Europe looks set for a relatively combined open on Tuesday as concerns of a Greek default continue to weigh on sentiment, following the government’s decision on Monday to call in all public sector cash reserves.
The move by the government to effectively confiscate cash reserves from public sector purses throughout Greece is very worrying for two reasons; it reeks of desperation, and it gives the impression that they are not optimistic of a deal being reached on reforms. It’s believed that this extraordinary measure will raise just over €2 billion, which will buy the government a little more time, but I don’t know what it hopes to achieve.
It appears they are running out of ideas and starting to panic. It’s about time that they accept that they are not going to get their own way on this matter. They do not hold the winning hand, and their poker face is becoming horribly transparent. You just worry about how much damage they are doing in the meantime, and exactly how far back they are setting the country in the process.
The odds of a deal being reached at the Eurogroup meeting on Friday were already very slim, but this desperate move by the government suggests there’s now no chance. This is looking like a kamikaze mission from Alexis Tsipras’ government, and I am beginning to worry that by the time they accept defeat, it will be too late. At the very least, Greece will have sustained a significant amount of damage.
In a way, Syriza’s stance throughout this process is admirable, and probably reflects the views of many in Greece that enough is enough. The Greeks wanted a party that would stand up to the Troika and no longer bow to their every request, and that’s what they are doing. Unfortunately, that may not be in the best interest of the country in the longer term, and Tsipras is fast running out of options.
It’s now only a matter of time until we see capital controls being installed in Greece, as there can’t be much confidence left in the banks.

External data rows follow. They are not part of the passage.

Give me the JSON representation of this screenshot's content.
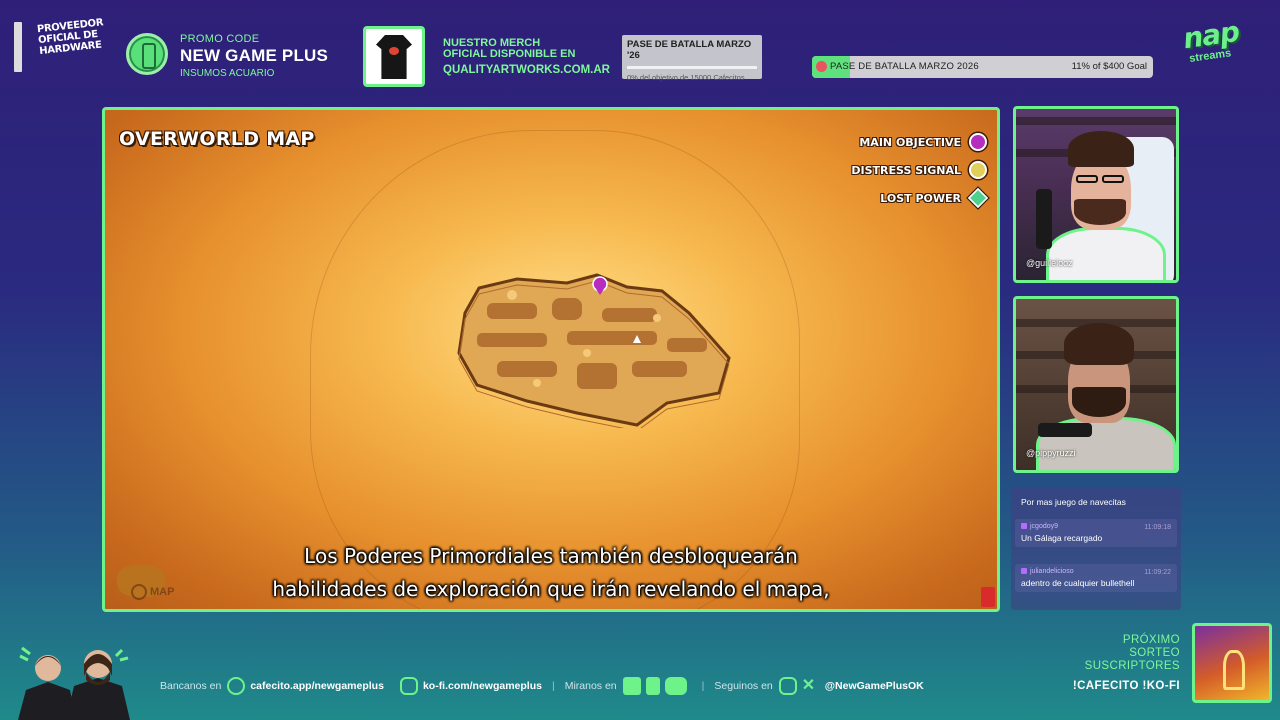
{
  "top": {
    "hardware_logo": "PROVEEDOR OFICIAL DE HARDWARE",
    "promo": {
      "label": "PROMO CODE",
      "code": "NEW GAME PLUS",
      "sub": "INSUMOS ACUARIO"
    },
    "merch": {
      "line1": "NUESTRO MERCH",
      "line2": "OFICIAL DISPONIBLE EN",
      "url": "QUALITYARTWORKS.COM.AR"
    },
    "pase_small": {
      "title": "PASE DE BATALLA MARZO '26",
      "progress_text": "0% del objetivo de 15000 Cafecitos",
      "progress": 0.0
    },
    "pase_bar": {
      "label": "PASE DE BATALLA MARZO 2026",
      "goal_text": "11% of $400 Goal",
      "progress": 0.11
    },
    "brand": {
      "name": "nap",
      "sub": "streams"
    }
  },
  "game": {
    "title": "OVERWORLD MAP",
    "legend": [
      {
        "label": "MAIN OBJECTIVE",
        "icon": "objective-icon"
      },
      {
        "label": "DISTRESS SIGNAL",
        "icon": "distress-icon"
      },
      {
        "label": "LOST POWER",
        "icon": "lost-power-icon"
      }
    ],
    "map_button": "MAP"
  },
  "subtitles": {
    "line1": "Los Poderes Primordiales también desbloquearán",
    "line2": "habilidades de exploración que irán revelando el mapa,"
  },
  "cams": [
    {
      "handle": "@guillelooz"
    },
    {
      "handle": "@pippyruzzi"
    }
  ],
  "chat": [
    {
      "user": "",
      "time": "",
      "text": "Por mas juego de navecitas"
    },
    {
      "user": "jcgodoy9",
      "time": "11:09:18",
      "text": "Un Gálaga recargado"
    },
    {
      "user": "juliandelicioso",
      "time": "11:09:22",
      "text": "adentro de cualquier bullethell"
    }
  ],
  "bottom": {
    "bancanos": "Bancanos en",
    "cafecito": "cafecito.app/newgameplus",
    "kofi": "ko-fi.com/newgameplus",
    "miranos": "Miranos en",
    "seguinos": "Seguinos en",
    "handle": "@NewGamePlusOK",
    "sep": "|"
  },
  "sorteo": {
    "l1": "PRÓXIMO",
    "l2": "SORTEO",
    "l3": "SUSCRIPTORES",
    "cmd": "!CAFECITO  !KO-FI"
  },
  "colors": {
    "accent": "#6ef38b",
    "accent_text": "#7ef89a",
    "bg_top": "#2f1f78",
    "bg_bottom": "#1f8a8a"
  }
}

Once the European Central Bank pulls the plug on emergency liquidity assistance (ELA) for Greece, it’s game over. We can’t be too far away from that now.